> [THE PROBLEM]:
Every line of the data below should be printed exactly. Nothing may be dropped.

> [ENTRIES PROVIDED]:

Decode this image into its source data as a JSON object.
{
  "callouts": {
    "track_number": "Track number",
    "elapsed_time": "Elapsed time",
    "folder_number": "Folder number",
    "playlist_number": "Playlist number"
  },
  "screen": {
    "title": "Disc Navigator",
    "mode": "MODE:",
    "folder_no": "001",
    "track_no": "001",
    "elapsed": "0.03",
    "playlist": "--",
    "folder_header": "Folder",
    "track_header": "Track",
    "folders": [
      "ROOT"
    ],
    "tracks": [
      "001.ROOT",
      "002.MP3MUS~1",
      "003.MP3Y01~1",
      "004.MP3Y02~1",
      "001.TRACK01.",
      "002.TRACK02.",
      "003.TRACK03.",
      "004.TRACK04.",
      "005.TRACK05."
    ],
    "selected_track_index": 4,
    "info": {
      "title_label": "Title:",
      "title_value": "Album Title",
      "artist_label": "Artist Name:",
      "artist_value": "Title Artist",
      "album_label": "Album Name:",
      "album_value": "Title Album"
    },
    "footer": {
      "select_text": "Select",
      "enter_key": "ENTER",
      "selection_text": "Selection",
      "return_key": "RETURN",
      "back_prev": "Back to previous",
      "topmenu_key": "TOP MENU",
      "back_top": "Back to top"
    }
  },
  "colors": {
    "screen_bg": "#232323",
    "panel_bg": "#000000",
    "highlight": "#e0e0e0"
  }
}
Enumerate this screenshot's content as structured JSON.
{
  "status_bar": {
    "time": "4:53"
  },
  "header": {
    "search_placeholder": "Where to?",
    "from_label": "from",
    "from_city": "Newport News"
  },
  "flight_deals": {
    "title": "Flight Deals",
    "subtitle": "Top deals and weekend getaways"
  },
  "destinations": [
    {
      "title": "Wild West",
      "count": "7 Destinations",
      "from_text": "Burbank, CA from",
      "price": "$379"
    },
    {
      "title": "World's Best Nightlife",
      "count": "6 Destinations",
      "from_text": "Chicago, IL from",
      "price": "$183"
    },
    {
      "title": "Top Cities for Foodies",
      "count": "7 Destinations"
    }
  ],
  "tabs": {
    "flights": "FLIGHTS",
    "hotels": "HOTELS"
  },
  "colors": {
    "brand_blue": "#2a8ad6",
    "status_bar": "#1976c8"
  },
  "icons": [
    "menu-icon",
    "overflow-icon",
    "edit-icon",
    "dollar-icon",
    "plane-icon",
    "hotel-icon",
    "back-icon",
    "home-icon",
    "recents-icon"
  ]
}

> [RESPONSE]:
Decode this image into its source data as a JSON object.
{
  "callouts": {
    "track_number": "Track number",
    "elapsed_time": "Elapsed time",
    "folder_number": "Folder number",
    "playlist_number": "Playlist number"
  },
  "screen": {
    "title": "Disc Navigator",
    "mode": "MODE:",
    "folder_no": "001",
    "track_no": "001",
    "elapsed": "0.03",
    "playlist": "--",
    "folder_header": "Folder",
    "track_header": "Track",
    "folders": [
      "ROOT"
    ],
    "tracks": [
      "001.ROOT",
      "002.MP3MUS~1",
      "003.MP3Y01~1",
      "004.MP3Y02~1",
      "001.TRACK01.",
      "002.TRACK02.",
      "003.TRACK03.",
      "004.TRACK04.",
      "005.TRACK05."
    ],
    "selected_track_index": 4,
    "info": {
      "title_label": "Title:",
      "title_value": "Album Title",
      "artist_label": "Artist Name:",
      "artist_value": "Title Artist",
      "album_label": "Album Name:",
      "album_value": "Title Album"
    },
    "footer": {
      "select_text": "Select",
      "enter_key": "ENTER",
      "selection_text": "Selection",
      "return_key": "RETURN",
      "back_prev": "Back to previous",
      "topmenu_key": "TOP MENU",
      "back_top": "Back to top"
    }
  },
  "colors": {
    "screen_bg": "#232323",
    "panel_bg": "#000000",
    "highlight": "#e0e0e0"
  }
}
Enumerate this screenshot's content as structured JSON.
{
  "status_bar": {
    "time": "4:53"
  },
  "header": {
    "search_placeholder": "Where to?",
    "from_label": "from",
    "from_city": "Newport News"
  },
  "flight_deals": {
    "title": "Flight Deals",
    "subtitle": "Top deals and weekend getaways"
  },
  "destinations": [
    {
      "title": "Wild West",
      "count": "7 Destinations",
      "from_text": "Burbank, CA from",
      "price": "$379"
    },
    {
      "title": "World's Best Nightlife",
      "count": "6 Destinations",
      "from_text": "Chicago, IL from",
      "price": "$183"
    },
    {
      "title": "Top Cities for Foodies",
      "count": "7 Destinations"
    }
  ],
  "tabs": {
    "flights": "FLIGHTS",
    "hotels": "HOTELS"
  },
  "colors": {
    "brand_blue": "#2a8ad6",
    "status_bar": "#1976c8"
  },
  "icons": [
    "menu-icon",
    "overflow-icon",
    "edit-icon",
    "dollar-icon",
    "plane-icon",
    "hotel-icon",
    "back-icon",
    "home-icon",
    "recents-icon"
  ]
}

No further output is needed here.